Consider another scenario: one in which you need to rebuild your credit quickly. In this case, opening a new unsecured card may not be possible or even wise. When you’ve had past trouble with your credit accounts, you need to take a series of specific actions to work to rebuild your credit. First, pay down your debt as much as possible as soon as possible. Maintaining cards at or near their credit limit can make it difficult to pay down debt. Consolidating may be a smart idea in such a situation. Likewise, using products similar to those for individuals with little credit can pave the way towards a repaired score. Credit builder loans and secured cards, properly maintained, can both go a long way towards lifting your score. 

Building Credit through a Credit Union vs Using a Bank

All this brings us to one final question: where should you go to start improving your credit? Should you opt for a large, potentially multinational bank, or stick to a more local credit union? There are pros and cons on both sides of the argument. In a bank’s favor is often the convenience of many branch locations and the range of credit card products available. However, you may find that these large banks are relatively inflexible when it comes to special cases, and you may not be able to easily build or repair credit if you do not have a strong report already.

On the other hand, credit unions, such as Resource One, are nonprofit ventures that are “for members, by members” — in other words, they have a vested interest in providing good service and flexible products. Credit unions adhere to many of the same financial regulations as larger banks in terms of maintaining operating reserves but can provide a more tailored service – and, therefore, you’ll find credit builder loans and secured credit cards more easily accessed at your local credit union. In combination with many of the other perks you can encounter when you steer away from the biggest banks, credit unions can offer an overall better experience, especially for those in unique situations. 

Visit Your Local Resource One Credit Union and Start Your Credit Journey Today

At Resource One Credit Union, we’re dedicated to providing a superior banking experience for all our members — and that includes assisting in the development and maintenance of good credit. From credit builder loans to options for a secured credit card and more, we make it simple to access the tools necessary to build credit fast. With 8 locations throughout Dallas and three more in Houston, it’s easy to make your way to a financial institution ready to provide you with the support necessary to improve your score and set the stage for a stronger future.

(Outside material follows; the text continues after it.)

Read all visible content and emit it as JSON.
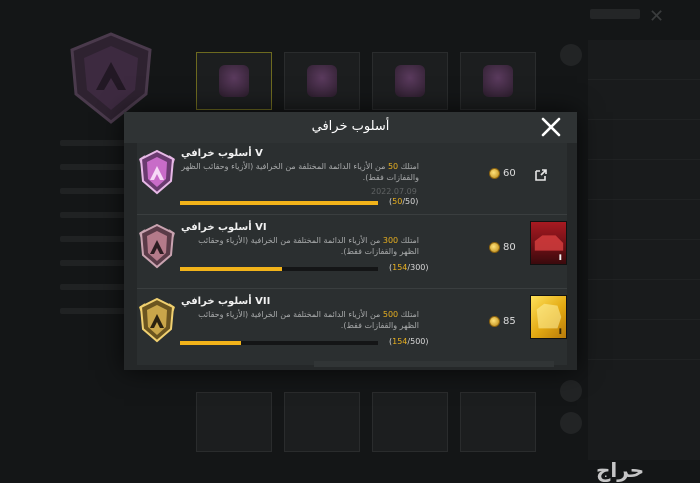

Visit one of our locations today or contact us to learn more about credit and your options.

Similar Posts